e State House and the Palmetto Flag was unfurled in its place; and it was boastfully declared that the old ensign — the detested rag of the Union --should never again float in the free air of South Carolina.
Already Robert Barnwell Rhett, appropriately called the Father of South Carolina secession, had sounded the tocsin.
He was an arrogant demagogue, whose family name was Smith, and whose lineal root was to be found in obscurity, among the sand-hills near the mouth of the Cape Fear River, in North Carolina.
He made his residence at Beaufort, South Carolina, when he dropped the name of Smith and took that of Rhett — a name honorable in the early history of that State.
Note to article on Beaufort District, by Frederic Kidder, in the Continental Monthly, 1862. He succeeded in taking position among respectable men in South Carolina.
With vulgar instinct
Robert Barnwell Rhett. he spurned the common people, boasted of superior blood, and by the force of social influence, and mu
f the decision of the Supreme Court, in the case of Dred Scott, that the descendant of a slave could not be a citizen of the United States,
See Note 1, page 34. as the settled policy of the Government toward the inhabitants of the country, of African origin.
He also proposed that neither Congress nor the people of any Territory should interfere with Slavery therein, while it remained a Territory; that the Missouri Compromise, as to the limits of Slavery, should be revived; that Congress shouth Carolina, whom the people were required to venerate as an oracle of wisdom.
Rhett gave the key-note.
Men went out at once, as missionaries of treason, all over South Carolina, and motley crowds of men, women, and children — Caucasian and African — listened, in excited groups, at cross-roads, court-houses, and other usual gathering-places.
The burden of every speech was the wrongs suffered by South Carolina, in the Union; her right and her duty to leave it; her power to defy the world i
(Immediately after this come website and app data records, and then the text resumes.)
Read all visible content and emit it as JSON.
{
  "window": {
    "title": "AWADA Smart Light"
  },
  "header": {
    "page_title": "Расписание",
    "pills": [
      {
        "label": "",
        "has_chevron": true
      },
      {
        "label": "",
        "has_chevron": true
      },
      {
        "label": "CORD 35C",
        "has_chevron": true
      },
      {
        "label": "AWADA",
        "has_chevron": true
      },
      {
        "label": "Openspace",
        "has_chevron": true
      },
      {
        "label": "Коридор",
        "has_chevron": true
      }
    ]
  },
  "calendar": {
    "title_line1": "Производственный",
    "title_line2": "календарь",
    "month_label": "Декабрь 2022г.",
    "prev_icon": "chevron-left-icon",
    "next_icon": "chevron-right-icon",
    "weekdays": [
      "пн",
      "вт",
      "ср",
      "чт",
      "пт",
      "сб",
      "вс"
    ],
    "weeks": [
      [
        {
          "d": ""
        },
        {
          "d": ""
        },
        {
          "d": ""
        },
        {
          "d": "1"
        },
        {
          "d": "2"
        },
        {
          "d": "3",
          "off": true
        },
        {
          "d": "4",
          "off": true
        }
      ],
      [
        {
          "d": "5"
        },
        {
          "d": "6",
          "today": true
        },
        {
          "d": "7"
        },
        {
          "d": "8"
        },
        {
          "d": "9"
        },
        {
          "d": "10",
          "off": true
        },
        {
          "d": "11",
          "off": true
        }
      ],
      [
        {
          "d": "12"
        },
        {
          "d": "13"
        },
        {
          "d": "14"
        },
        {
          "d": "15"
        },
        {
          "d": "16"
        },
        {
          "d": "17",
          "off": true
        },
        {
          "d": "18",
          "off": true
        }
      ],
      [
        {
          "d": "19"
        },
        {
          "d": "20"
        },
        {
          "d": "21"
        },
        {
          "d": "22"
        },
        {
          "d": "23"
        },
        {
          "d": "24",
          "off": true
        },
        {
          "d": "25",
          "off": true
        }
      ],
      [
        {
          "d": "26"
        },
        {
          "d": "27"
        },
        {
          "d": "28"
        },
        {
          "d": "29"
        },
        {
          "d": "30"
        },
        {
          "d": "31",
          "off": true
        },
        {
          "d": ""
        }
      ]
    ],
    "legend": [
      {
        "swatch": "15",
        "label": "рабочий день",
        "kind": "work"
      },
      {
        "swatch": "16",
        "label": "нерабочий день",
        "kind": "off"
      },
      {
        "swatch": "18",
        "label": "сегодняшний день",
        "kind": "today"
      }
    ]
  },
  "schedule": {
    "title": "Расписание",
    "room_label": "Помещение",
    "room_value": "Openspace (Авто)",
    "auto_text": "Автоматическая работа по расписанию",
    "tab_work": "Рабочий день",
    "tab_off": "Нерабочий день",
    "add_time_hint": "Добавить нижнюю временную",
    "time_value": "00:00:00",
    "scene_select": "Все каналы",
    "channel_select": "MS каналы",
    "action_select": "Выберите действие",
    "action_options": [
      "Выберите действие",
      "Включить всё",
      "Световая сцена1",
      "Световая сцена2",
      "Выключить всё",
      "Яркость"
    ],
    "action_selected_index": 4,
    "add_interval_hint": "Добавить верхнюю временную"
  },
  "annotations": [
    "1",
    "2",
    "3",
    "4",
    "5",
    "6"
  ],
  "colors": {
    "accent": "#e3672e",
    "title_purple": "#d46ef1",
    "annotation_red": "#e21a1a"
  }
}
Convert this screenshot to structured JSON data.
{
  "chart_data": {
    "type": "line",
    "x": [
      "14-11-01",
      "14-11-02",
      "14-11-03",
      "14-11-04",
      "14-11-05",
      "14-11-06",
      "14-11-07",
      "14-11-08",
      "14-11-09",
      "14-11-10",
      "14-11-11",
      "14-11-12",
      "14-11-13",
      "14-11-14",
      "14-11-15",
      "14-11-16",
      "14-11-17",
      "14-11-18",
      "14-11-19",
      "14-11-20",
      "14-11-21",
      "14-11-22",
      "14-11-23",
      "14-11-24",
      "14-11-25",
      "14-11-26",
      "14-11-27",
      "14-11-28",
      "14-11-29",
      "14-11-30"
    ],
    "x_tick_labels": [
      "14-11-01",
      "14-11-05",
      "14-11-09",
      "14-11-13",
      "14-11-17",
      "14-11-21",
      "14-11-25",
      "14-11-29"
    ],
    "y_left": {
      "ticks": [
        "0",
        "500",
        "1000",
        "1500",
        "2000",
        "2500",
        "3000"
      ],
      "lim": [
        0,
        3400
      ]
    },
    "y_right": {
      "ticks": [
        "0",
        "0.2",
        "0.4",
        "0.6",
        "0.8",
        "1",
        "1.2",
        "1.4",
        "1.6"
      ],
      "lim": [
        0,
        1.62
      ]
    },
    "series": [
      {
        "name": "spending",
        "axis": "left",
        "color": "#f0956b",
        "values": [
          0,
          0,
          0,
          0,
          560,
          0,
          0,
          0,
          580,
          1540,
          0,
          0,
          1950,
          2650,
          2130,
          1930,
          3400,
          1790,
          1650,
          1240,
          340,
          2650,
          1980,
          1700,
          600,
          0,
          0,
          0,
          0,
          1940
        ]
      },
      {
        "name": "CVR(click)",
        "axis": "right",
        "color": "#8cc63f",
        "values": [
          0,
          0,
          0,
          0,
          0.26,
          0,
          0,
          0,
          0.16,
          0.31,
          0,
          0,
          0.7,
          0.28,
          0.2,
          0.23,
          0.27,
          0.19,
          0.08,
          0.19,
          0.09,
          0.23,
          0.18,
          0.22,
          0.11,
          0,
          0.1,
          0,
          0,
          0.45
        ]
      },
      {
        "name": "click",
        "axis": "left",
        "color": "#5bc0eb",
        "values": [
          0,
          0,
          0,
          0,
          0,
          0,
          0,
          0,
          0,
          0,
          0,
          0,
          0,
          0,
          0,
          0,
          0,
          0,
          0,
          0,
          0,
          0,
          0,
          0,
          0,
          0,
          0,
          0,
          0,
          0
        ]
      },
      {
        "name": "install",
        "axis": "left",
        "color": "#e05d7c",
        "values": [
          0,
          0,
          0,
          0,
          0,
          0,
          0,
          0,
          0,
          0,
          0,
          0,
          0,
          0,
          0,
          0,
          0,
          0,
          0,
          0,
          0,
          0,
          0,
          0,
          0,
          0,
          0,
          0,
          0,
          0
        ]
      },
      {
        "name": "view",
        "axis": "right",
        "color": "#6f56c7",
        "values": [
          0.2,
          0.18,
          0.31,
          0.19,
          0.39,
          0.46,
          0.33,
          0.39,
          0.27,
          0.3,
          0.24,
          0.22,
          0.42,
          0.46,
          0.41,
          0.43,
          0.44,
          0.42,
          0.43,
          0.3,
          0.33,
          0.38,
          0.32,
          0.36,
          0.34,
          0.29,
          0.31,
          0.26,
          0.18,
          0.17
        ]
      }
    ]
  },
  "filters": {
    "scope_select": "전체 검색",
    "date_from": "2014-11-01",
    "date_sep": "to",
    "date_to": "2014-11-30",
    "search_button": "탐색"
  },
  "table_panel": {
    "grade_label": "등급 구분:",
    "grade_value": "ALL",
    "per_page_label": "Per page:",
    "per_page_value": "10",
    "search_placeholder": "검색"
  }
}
; James H. Campbell, of Pennsylvania; Peter E. Love, of Georgia; Orris S. Ferry, of Connecticut; Henry Winter Davis, of Maryland; C. Robinson, of Rhode Island; W. G. Whiteley, of Delaware; M. W. Tappen, of New Hampshire; John L. N. Stratton, of New Jersey; F. M. Bristow, of Kentucky; J. S. Morrill, of Vermont; T. A. R. Nelson, of Tennessee; Wm. McKee Dunn, of Indiana; Miles Taylor, of Louisiana; Reuben Davis, of Mississippi; William Kellogg, of Illinois; George S. Houston, of Alabama; F. H. Morsceedings of Congress, Feb. 7, 1861, reported in Congressional Globe. Mr. Vallandigham proposed the following grouping of States in the four sections:--The North, Maine, New Hampshire, Vermont, Massachusetts, Rhode Island, Connecticut, New York, New Jersey, and Pennsylvania. The West, Ohio, Indiana,, Illinois, Michigan, Wisconsin, Minnesota, Iowa, and Kansas. The Pacific, Oregon and California. The South, Delaware, Maryland, Virginia, North Carolina, South Carolina, Georgia, Florida, Alabama, Mis